2. Unless your first name is Aubrey, Kendrick’s “Not Like Us” is everything you could want in a hip-hop record, a culturally gargantuan banger from one of the GOATs. But the Grammys are often tone-deaf when it comes to hip-hop. Should Ken be the favorite for Song and Record?

Should he be? Yes. Will he be? Um…. Historically, the Song and Record categories have not been kind to hip-hop (this is even more crushingly true for Album). So as omnipresent as “Not Like Us” has been, and as revered as Lamar is, bear in mind two things: The last time a rap song won Song or Record was 2019, when Childish Gambino’s “This Is America” won both, and Lamar has never won a general-field Grammy (he’s 0 for 10, including the Black Panther soundtrack). Still, if “Not Like Us” doesn’t win at least one major award, yikes, it’s gonna get ugly.

Taylor, Billie and Beyoncé will, of course, be fierce competition in these categories, although it’s worth noting that Taylor has never won for Song, and Beyoncé, despite her record haul of noms, has stunningly only won one of the Big 3, for Song of the Year way back in 2010 (“Single Ladies”), whereas Billie, alongside her brother FINNEAS, has four Song and Record wins since 2020.

Meanwhile, pop supernovas Carpenter (whether “Espresso” or “Please Please Please”) and Roan (the unstoppable “Good Luck, Babe!” or perhaps the accelerating “Hot to Go!”) certainly seem poised for Record and Song noms.

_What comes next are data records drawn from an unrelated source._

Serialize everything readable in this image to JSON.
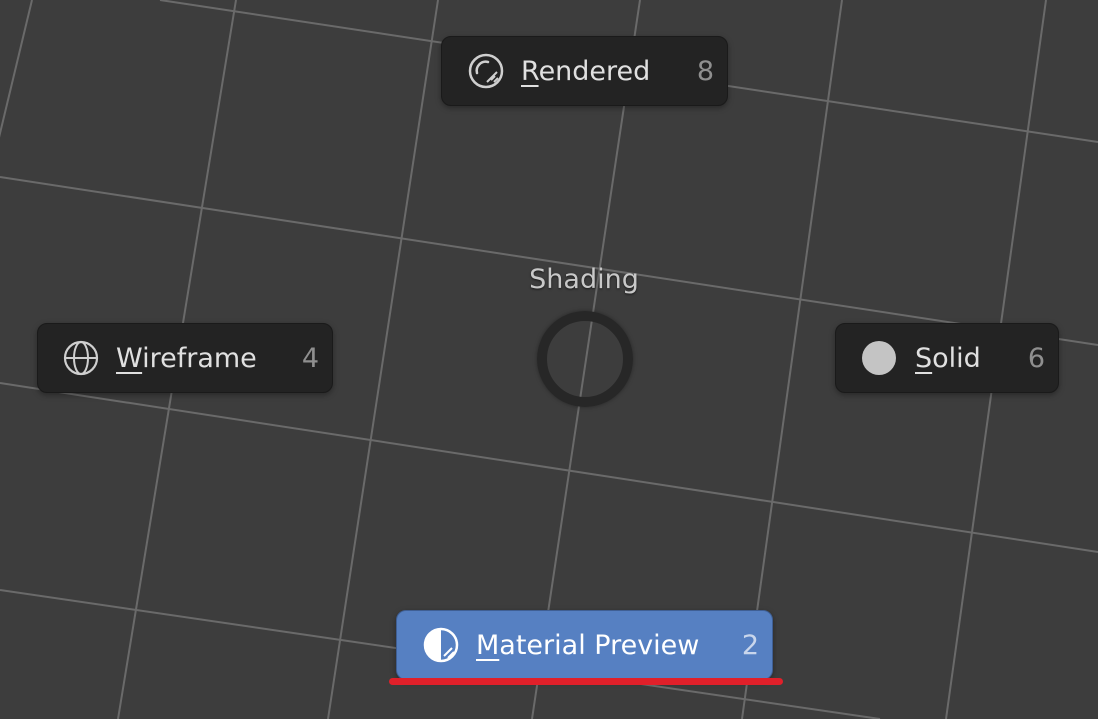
{
  "pie_menu": {
    "title": "Shading",
    "items": [
      {
        "key": "rendered",
        "hotkey_letter": "R",
        "rest": "endered",
        "shortcut": "8",
        "icon": "rendered-shading-icon",
        "active": false
      },
      {
        "key": "wireframe",
        "hotkey_letter": "W",
        "rest": "ireframe",
        "shortcut": "4",
        "icon": "wireframe-globe-icon",
        "active": false
      },
      {
        "key": "solid",
        "hotkey_letter": "S",
        "rest": "olid",
        "shortcut": "6",
        "icon": "solid-sphere-icon",
        "active": false
      },
      {
        "key": "material_preview",
        "hotkey_letter": "M",
        "rest": "aterial Preview",
        "shortcut": "2",
        "icon": "material-preview-icon",
        "active": true
      }
    ]
  },
  "colors": {
    "viewport_background": "#3d3d3d",
    "grid_line": "#6a6a6a",
    "item_background": "#232323",
    "active_item_background": "#5680c2",
    "highlight_underline": "#e0202a"
  }
}
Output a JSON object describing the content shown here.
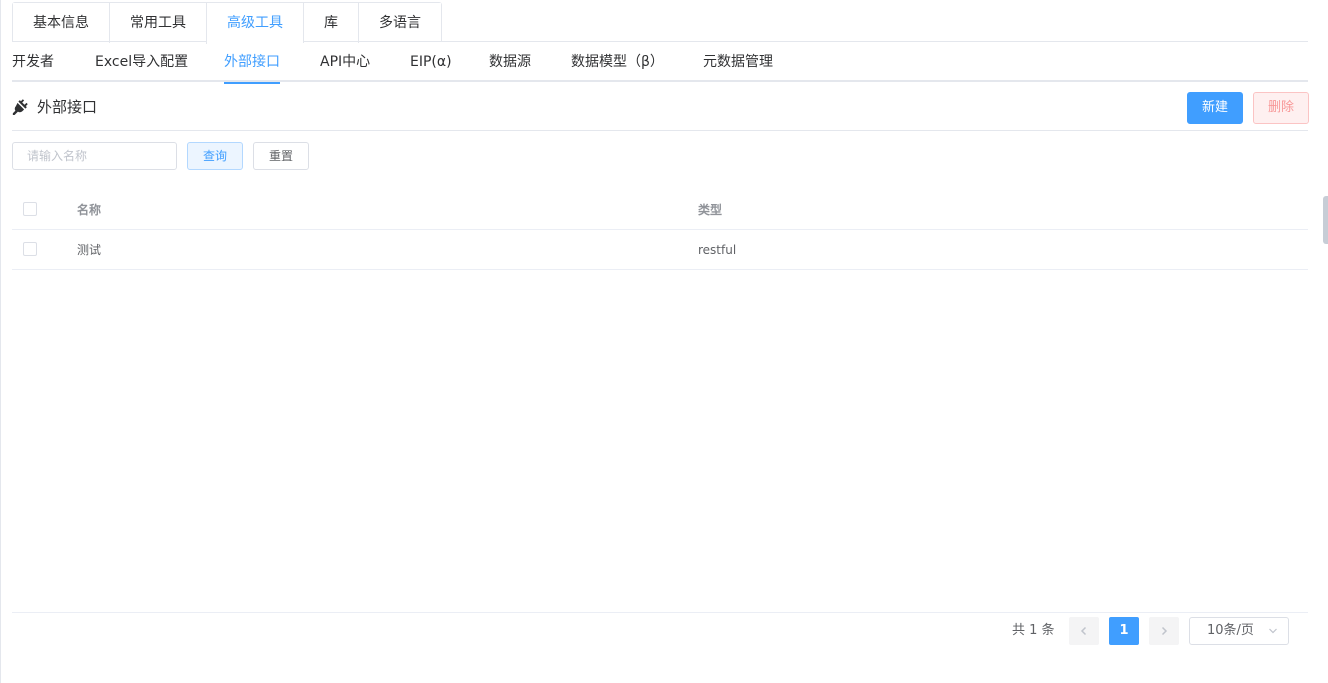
{
  "top_tabs": [
    "基本信息",
    "常用工具",
    "高级工具",
    "库",
    "多语言"
  ],
  "sub_tabs": [
    "开发者",
    "Excel导入配置",
    "外部接口",
    "API中心",
    "EIP(α)",
    "数据源",
    "数据模型（β）",
    "元数据管理"
  ],
  "section": {
    "icon": "plug-icon",
    "title": "外部接口",
    "new_label": "新建",
    "delete_label": "删除"
  },
  "search": {
    "placeholder": "请输入名称",
    "value": "",
    "query_label": "查询",
    "reset_label": "重置"
  },
  "table": {
    "headers": [
      "名称",
      "类型"
    ],
    "rows": [
      {
        "name": "测试",
        "type": "restful"
      }
    ]
  },
  "pagination": {
    "total_text": "共 1 条",
    "current_page": "1",
    "page_size": "10条/页"
  },
  "colors": {
    "primary": "#409eff",
    "danger_light": "#fef0f0"
  }
}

Grammy voters, though, with exception, tend to favor Meaningfulness (see “What Was I Made For,” last year’s Song winner from Barbie) or artists with a traditionalist bent (Silk Sonic, H.E.R., Bonnie Raitt). Along those lines, it’s not hard to see Hozier’s smoldering mid-tempo #1, “Too Sweet,” capturing Song or Record. Similarly, Teddy Swims’ “Lose Control” has the show-stopping appeal of Adele’s torch songs; it’s the kind of song and performance that Grammy voters love to reward. I’d put Benson Boone’s “Beautiful Things” in that category as well, but it may lack the gravitas needed to pull an upset. SZA’s “Saturn” and Musgraves’ “Deeper Well” deserve noms, but it’s hard to imagine either winning. The Grammys don’t know what to do with Zach Bryan, and that’s fine with him, because he couldn’t care less. So we’ll see what happens with “Pink Skies” or a newer single. Morgan Wallen has NEVER been nominated for a Grammy; his duet partner, Post Malone, has, so perhaps this is the year. (And Malone, the duet partner du jour, has his own album coming in August.)

Kendrick, Sabrina, Chappell, Teddy and Benson

Finally, The Beatles’ elegiac “Now and Then” generated a lot of conversation upon its release, but given that the Grammy voting body continues to diversify and get younger, Paul and Ringo would be happy to just say hello, goodbye on Grammy night.

3. Will the Best New Artist race come down to Sabrina vs. Chappell?

Both are wholly deserving, both are on fire (and both are on Island). Still, if there’s one category where the Grammys are gonna Grammy the hardest, it’s Best New Artist, where previous winners such as Samara Joy and Esperanza Spalding signified the Recording Academy’s commitment to bedrock values: musicianship, craft, a connection to and respect for the past. (Last year’s winner, Victoria Monét, embodies those virtues, too.) Sabrina and Chappell are pure pop acts, more along the lines of recent winners Olivia Rodrigo and Dua Lipa, and both are feel-good examples of artists who toughed it out and overcame years of struggle to achieve their “overnight” success.

If they split the vote, Warner has two outstanding BNA contenders as well, in Swims and Boone, but the last dude to win BNA was Chance the Rapper back in 2017. If they also split the vote, there could be a lane for Afrobeats sensation Tems (already a five-time Grammy nominee) or even Shaboozey (one monster song, plus credits on Beyoncé’s album). There are plenty of other deserving newbies—GloRilla, Reneė Rapp, Sexyy Red, Tommy Richman, Michael Marcagi and Megan Moroney, to name a few—but it’s hard to ignore the streams and cultural momentum of Carpenter and Roan.